[Problem details]
Without any of the pictures, print every record below exactly.

============================================================

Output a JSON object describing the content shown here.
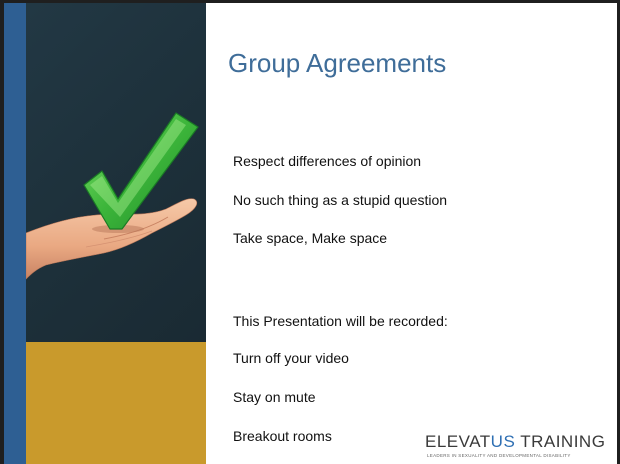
{
  "slide": {
    "title": "Group Agreements",
    "agreements": [
      "Respect differences of opinion",
      "No such thing as a stupid question",
      "Take space, Make space"
    ],
    "recording_notice": "This Presentation will be recorded:",
    "recording_items": [
      "Turn off your video",
      "Stay on mute",
      "Breakout rooms"
    ]
  },
  "logo": {
    "name_part1": "ELEVAT",
    "name_part2": "US",
    "name_part3": " TRAINING",
    "tagline": "LEADERS IN SEXUALITY AND DEVELOPMENTAL DISABILITY"
  },
  "colors": {
    "accent_blue": "#2e5f93",
    "title_blue": "#3f6d99",
    "dark_panel": "#1d303a",
    "gold_panel": "#c99a2c",
    "checkmark_green": "#3cb53a"
  },
  "icons": {
    "illustration": "hand-holding-checkmark-icon"
  }
}
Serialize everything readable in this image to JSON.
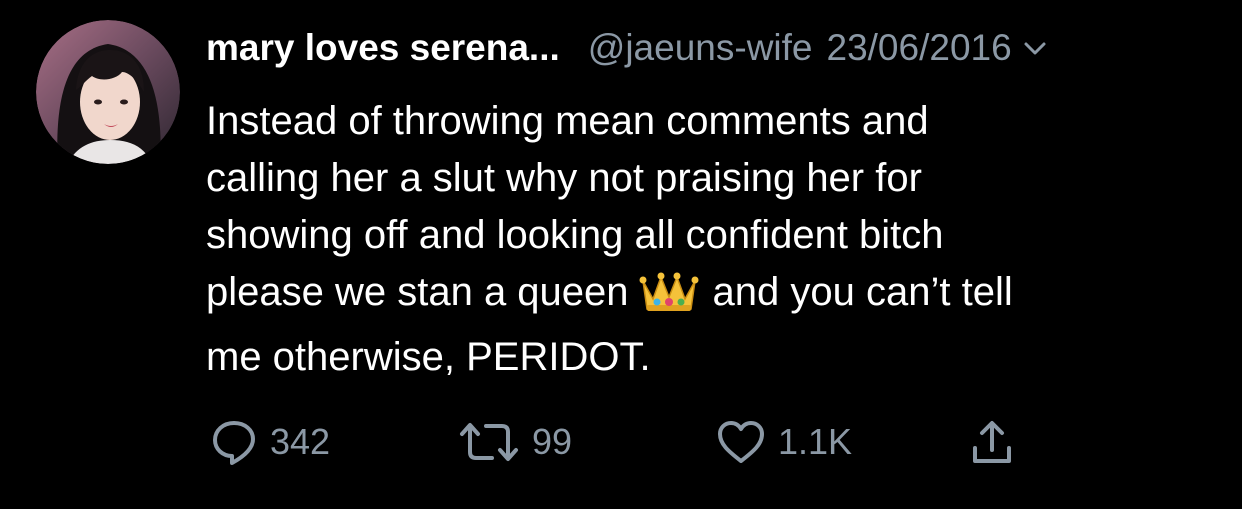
{
  "tweet": {
    "display_name": "mary loves serena...",
    "handle": "@jaeuns-wife",
    "date": "23/06/2016",
    "text_before_emoji": "Instead of throwing mean comments and\ncalling her a slut why not praising her for\nshowing off and looking all confident bitch\nplease we stan a queen",
    "emoji": "crown-emoji",
    "text_after_emoji": "and you can’t tell\nme otherwise, PERIDOT.",
    "actions": {
      "replies": "342",
      "retweets": "99",
      "likes": "1.1K"
    }
  },
  "colors": {
    "background": "#000000",
    "primary_text": "#ffffff",
    "secondary_text": "#8b98a5"
  },
  "icons": {
    "reply": "reply-icon",
    "retweet": "retweet-icon",
    "like": "heart-icon",
    "share": "share-icon",
    "menu": "chevron-down-icon"
  }
}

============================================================

[Exercise output]
Output a JSON object describing the content shown here.
{
  "slide": {
    "title": "Group Agreements",
    "agreements": [
      "Respect differences of opinion",
      "No such thing as a stupid question",
      "Take space, Make space"
    ],
    "recording_notice": "This Presentation will be recorded:",
    "recording_items": [
      "Turn off your video",
      "Stay on mute",
      "Breakout rooms"
    ]
  },
  "logo": {
    "name_part1": "ELEVAT",
    "name_part2": "US",
    "name_part3": " TRAINING",
    "tagline": "LEADERS IN SEXUALITY AND DEVELOPMENTAL DISABILITY"
  },
  "colors": {
    "accent_blue": "#2e5f93",
    "title_blue": "#3f6d99",
    "dark_panel": "#1d303a",
    "gold_panel": "#c99a2c",
    "checkmark_green": "#3cb53a"
  },
  "icons": {
    "illustration": "hand-holding-checkmark-icon"
  }
}
Serialize everything readable in this image to JSON.
{
  "tweet": {
    "display_name": "mary loves serena...",
    "handle": "@jaeuns-wife",
    "date": "23/06/2016",
    "text_before_emoji": "Instead of throwing mean comments and\ncalling her a slut why not praising her for\nshowing off and looking all confident bitch\nplease we stan a queen",
    "emoji": "crown-emoji",
    "text_after_emoji": "and you can’t tell\nme otherwise, PERIDOT.",
    "actions": {
      "replies": "342",
      "retweets": "99",
      "likes": "1.1K"
    }
  },
  "colors": {
    "background": "#000000",
    "primary_text": "#ffffff",
    "secondary_text": "#8b98a5"
  },
  "icons": {
    "reply": "reply-icon",
    "retweet": "retweet-icon",
    "like": "heart-icon",
    "share": "share-icon",
    "menu": "chevron-down-icon"
  }
}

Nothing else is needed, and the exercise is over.